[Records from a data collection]
>>>>
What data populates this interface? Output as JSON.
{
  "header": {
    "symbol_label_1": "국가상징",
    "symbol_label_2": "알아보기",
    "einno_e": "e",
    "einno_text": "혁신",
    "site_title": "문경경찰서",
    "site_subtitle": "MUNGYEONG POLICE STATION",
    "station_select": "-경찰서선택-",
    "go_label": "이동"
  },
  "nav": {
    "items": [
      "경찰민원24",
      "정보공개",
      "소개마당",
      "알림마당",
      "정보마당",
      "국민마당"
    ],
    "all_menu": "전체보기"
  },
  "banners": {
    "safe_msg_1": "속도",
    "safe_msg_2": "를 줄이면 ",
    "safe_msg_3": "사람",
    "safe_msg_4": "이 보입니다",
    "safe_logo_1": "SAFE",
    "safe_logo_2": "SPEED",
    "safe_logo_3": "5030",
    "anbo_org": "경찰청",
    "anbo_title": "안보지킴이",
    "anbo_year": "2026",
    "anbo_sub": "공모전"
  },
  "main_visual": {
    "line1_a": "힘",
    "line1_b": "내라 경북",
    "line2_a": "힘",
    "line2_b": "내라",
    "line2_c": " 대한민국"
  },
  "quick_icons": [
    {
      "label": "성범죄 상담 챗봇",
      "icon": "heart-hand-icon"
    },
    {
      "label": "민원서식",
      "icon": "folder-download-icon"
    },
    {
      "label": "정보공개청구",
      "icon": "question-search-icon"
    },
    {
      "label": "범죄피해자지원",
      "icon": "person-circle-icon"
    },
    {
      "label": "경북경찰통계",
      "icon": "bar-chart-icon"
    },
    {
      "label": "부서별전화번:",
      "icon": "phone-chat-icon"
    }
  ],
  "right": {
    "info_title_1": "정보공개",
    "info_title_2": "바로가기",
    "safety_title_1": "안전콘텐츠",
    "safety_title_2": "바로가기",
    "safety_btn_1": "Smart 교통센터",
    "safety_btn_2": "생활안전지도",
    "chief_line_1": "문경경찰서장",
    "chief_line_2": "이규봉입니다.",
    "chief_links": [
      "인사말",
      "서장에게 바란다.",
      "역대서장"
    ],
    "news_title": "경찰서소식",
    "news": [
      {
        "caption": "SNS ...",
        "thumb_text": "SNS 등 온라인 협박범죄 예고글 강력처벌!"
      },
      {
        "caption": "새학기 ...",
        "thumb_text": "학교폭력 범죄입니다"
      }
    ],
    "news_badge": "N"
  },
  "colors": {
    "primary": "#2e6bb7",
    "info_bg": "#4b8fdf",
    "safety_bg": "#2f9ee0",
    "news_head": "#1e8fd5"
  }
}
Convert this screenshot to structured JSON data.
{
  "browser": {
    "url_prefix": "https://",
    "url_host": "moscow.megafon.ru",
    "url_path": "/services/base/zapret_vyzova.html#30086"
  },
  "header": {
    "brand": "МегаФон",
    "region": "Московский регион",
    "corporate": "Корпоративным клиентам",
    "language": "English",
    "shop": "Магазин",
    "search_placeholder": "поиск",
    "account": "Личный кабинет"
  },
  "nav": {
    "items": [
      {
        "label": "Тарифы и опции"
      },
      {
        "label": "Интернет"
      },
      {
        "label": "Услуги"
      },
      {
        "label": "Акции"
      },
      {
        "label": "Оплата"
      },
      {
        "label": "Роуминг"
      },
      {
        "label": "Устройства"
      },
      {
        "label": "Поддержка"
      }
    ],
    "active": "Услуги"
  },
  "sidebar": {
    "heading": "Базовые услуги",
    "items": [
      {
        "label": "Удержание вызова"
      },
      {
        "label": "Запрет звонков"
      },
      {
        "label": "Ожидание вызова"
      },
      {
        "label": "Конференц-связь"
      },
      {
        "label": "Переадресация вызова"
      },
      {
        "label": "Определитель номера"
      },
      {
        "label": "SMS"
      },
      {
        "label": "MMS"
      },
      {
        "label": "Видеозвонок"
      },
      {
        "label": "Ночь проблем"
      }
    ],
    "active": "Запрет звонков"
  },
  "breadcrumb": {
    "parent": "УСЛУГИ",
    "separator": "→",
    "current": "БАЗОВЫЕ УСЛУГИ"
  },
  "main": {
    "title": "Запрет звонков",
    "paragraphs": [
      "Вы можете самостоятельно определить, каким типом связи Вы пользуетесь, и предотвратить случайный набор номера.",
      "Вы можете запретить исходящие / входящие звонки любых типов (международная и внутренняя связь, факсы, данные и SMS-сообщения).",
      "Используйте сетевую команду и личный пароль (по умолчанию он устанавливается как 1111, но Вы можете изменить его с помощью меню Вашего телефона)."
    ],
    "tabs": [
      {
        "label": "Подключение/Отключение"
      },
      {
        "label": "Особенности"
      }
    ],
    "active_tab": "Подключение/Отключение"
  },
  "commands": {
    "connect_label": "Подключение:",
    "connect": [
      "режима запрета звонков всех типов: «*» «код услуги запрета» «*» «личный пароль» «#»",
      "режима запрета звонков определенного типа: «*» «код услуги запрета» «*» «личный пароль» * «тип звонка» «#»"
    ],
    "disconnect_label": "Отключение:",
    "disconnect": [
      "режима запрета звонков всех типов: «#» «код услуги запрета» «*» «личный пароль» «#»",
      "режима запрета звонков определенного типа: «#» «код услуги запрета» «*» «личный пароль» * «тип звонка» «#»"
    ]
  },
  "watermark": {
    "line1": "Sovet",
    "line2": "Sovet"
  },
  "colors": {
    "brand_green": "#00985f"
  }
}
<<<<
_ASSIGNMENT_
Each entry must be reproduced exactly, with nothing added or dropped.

_RESULT FOR THIS TASK_
What data populates this interface? Output as JSON.
{
  "header": {
    "symbol_label_1": "국가상징",
    "symbol_label_2": "알아보기",
    "einno_e": "e",
    "einno_text": "혁신",
    "site_title": "문경경찰서",
    "site_subtitle": "MUNGYEONG POLICE STATION",
    "station_select": "-경찰서선택-",
    "go_label": "이동"
  },
  "nav": {
    "items": [
      "경찰민원24",
      "정보공개",
      "소개마당",
      "알림마당",
      "정보마당",
      "국민마당"
    ],
    "all_menu": "전체보기"
  },
  "banners": {
    "safe_msg_1": "속도",
    "safe_msg_2": "를 줄이면 ",
    "safe_msg_3": "사람",
    "safe_msg_4": "이 보입니다",
    "safe_logo_1": "SAFE",
    "safe_logo_2": "SPEED",
    "safe_logo_3": "5030",
    "anbo_org": "경찰청",
    "anbo_title": "안보지킴이",
    "anbo_year": "2026",
    "anbo_sub": "공모전"
  },
  "main_visual": {
    "line1_a": "힘",
    "line1_b": "내라 경북",
    "line2_a": "힘",
    "line2_b": "내라",
    "line2_c": " 대한민국"
  },
  "quick_icons": [
    {
      "label": "성범죄 상담 챗봇",
      "icon": "heart-hand-icon"
    },
    {
      "label": "민원서식",
      "icon": "folder-download-icon"
    },
    {
      "label": "정보공개청구",
      "icon": "question-search-icon"
    },
    {
      "label": "범죄피해자지원",
      "icon": "person-circle-icon"
    },
    {
      "label": "경북경찰통계",
      "icon": "bar-chart-icon"
    },
    {
      "label": "부서별전화번:",
      "icon": "phone-chat-icon"
    }
  ],
  "right": {
    "info_title_1": "정보공개",
    "info_title_2": "바로가기",
    "safety_title_1": "안전콘텐츠",
    "safety_title_2": "바로가기",
    "safety_btn_1": "Smart 교통센터",
    "safety_btn_2": "생활안전지도",
    "chief_line_1": "문경경찰서장",
    "chief_line_2": "이규봉입니다.",
    "chief_links": [
      "인사말",
      "서장에게 바란다.",
      "역대서장"
    ],
    "news_title": "경찰서소식",
    "news": [
      {
        "caption": "SNS ...",
        "thumb_text": "SNS 등 온라인 협박범죄 예고글 강력처벌!"
      },
      {
        "caption": "새학기 ...",
        "thumb_text": "학교폭력 범죄입니다"
      }
    ],
    "news_badge": "N"
  },
  "colors": {
    "primary": "#2e6bb7",
    "info_bg": "#4b8fdf",
    "safety_bg": "#2f9ee0",
    "news_head": "#1e8fd5"
  }
}
Convert this screenshot to structured JSON data.
{
  "browser": {
    "url_prefix": "https://",
    "url_host": "moscow.megafon.ru",
    "url_path": "/services/base/zapret_vyzova.html#30086"
  },
  "header": {
    "brand": "МегаФон",
    "region": "Московский регион",
    "corporate": "Корпоративным клиентам",
    "language": "English",
    "shop": "Магазин",
    "search_placeholder": "поиск",
    "account": "Личный кабинет"
  },
  "nav": {
    "items": [
      {
        "label": "Тарифы и опции"
      },
      {
        "label": "Интернет"
      },
      {
        "label": "Услуги"
      },
      {
        "label": "Акции"
      },
      {
        "label": "Оплата"
      },
      {
        "label": "Роуминг"
      },
      {
        "label": "Устройства"
      },
      {
        "label": "Поддержка"
      }
    ],
    "active": "Услуги"
  },
  "sidebar": {
    "heading": "Базовые услуги",
    "items": [
      {
        "label": "Удержание вызова"
      },
      {
        "label": "Запрет звонков"
      },
      {
        "label": "Ожидание вызова"
      },
      {
        "label": "Конференц-связь"
      },
      {
        "label": "Переадресация вызова"
      },
      {
        "label": "Определитель номера"
      },
      {
        "label": "SMS"
      },
      {
        "label": "MMS"
      },
      {
        "label": "Видеозвонок"
      },
      {
        "label": "Ночь проблем"
      }
    ],
    "active": "Запрет звонков"
  },
  "breadcrumb": {
    "parent": "УСЛУГИ",
    "separator": "→",
    "current": "БАЗОВЫЕ УСЛУГИ"
  },
  "main": {
    "title": "Запрет звонков",
    "paragraphs": [
      "Вы можете самостоятельно определить, каким типом связи Вы пользуетесь, и предотвратить случайный набор номера.",
      "Вы можете запретить исходящие / входящие звонки любых типов (международная и внутренняя связь, факсы, данные и SMS-сообщения).",
      "Используйте сетевую команду и личный пароль (по умолчанию он устанавливается как 1111, но Вы можете изменить его с помощью меню Вашего телефона)."
    ],
    "tabs": [
      {
        "label": "Подключение/Отключение"
      },
      {
        "label": "Особенности"
      }
    ],
    "active_tab": "Подключение/Отключение"
  },
  "commands": {
    "connect_label": "Подключение:",
    "connect": [
      "режима запрета звонков всех типов: «*» «код услуги запрета» «*» «личный пароль» «#»",
      "режима запрета звонков определенного типа: «*» «код услуги запрета» «*» «личный пароль» * «тип звонка» «#»"
    ],
    "disconnect_label": "Отключение:",
    "disconnect": [
      "режима запрета звонков всех типов: «#» «код услуги запрета» «*» «личный пароль» «#»",
      "режима запрета звонков определенного типа: «#» «код услуги запрета» «*» «личный пароль» * «тип звонка» «#»"
    ]
  },
  "watermark": {
    "line1": "Sovet",
    "line2": "Sovet"
  },
  "colors": {
    "brand_green": "#00985f"
  }
}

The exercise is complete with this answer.